As a weekend residence built entirely out of wood, Casa De Madera was designed to integrate with its surrounding context. Promoting outdoor life and connection with nature, the project takes advantage of cross ventilation and views while forming multiple shaded areas to extend the living spaces outside.
The RM House is part of a large, expansive and horizontal landscape that merges with the sea. The house lies at the boundary between dunes and Pampa’s landscape. It was designed to interact with both sides of its condition, hovering over the shifting sands below.
Formed to create a dialogue with the environment, this residence was made with an inclined plane that acts as a continuation of the mountainside. Planted with vegetation along its slope, the design aimed to seamlessly blend with its context while creating an earthquake-resistant structure that frames the mountains and nearby lake.
Located in a southern field of the province of Misiones, this project features both a residential expansion and the repurposing of an adjacent barn. Both buildings include galleries to escape the heat and wooden walls composed of a double envelope that follows the local construction traditions.
Designed as a housing complex that faces Nahuel Huapi Lake, Dachas takes the shape of two inclined irregular volumes that frame the landscape and entrance into the residence. Situated between the lake and woods, the project includes wooden bridges, a gabion retaining wall and a viewing terrace.
Casa SZ explores the nature of subdivisions in suburban areas. Optimizing free area on-site while resting among the landscape, the design aimed to establish a new spatial-structural relationship in a traditional program through a triangulated geometric order.
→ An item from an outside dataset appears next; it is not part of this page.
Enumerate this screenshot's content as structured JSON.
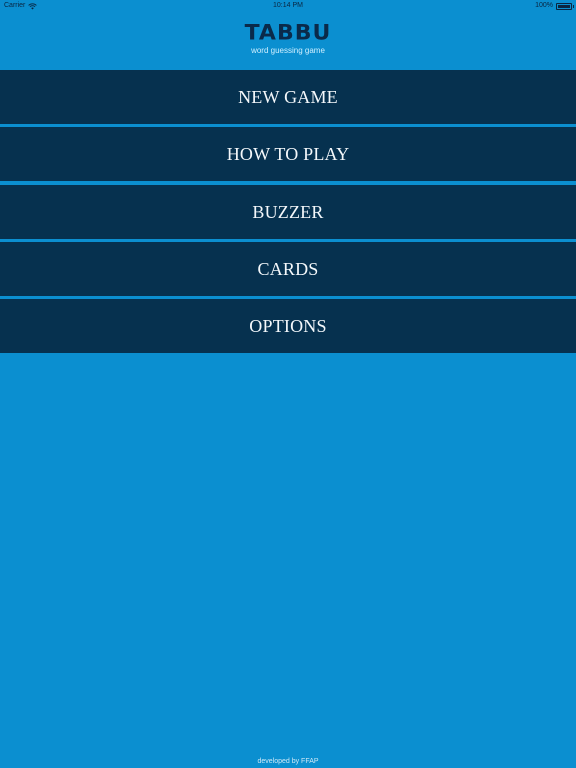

Taking into consideration both the views from afar and views within the residence, the CS House was oriented to the mountains and Gutierrez Lake. The project’s pure geometry features two volumes built with wood and rock that accommodate space for family reunions and meetings.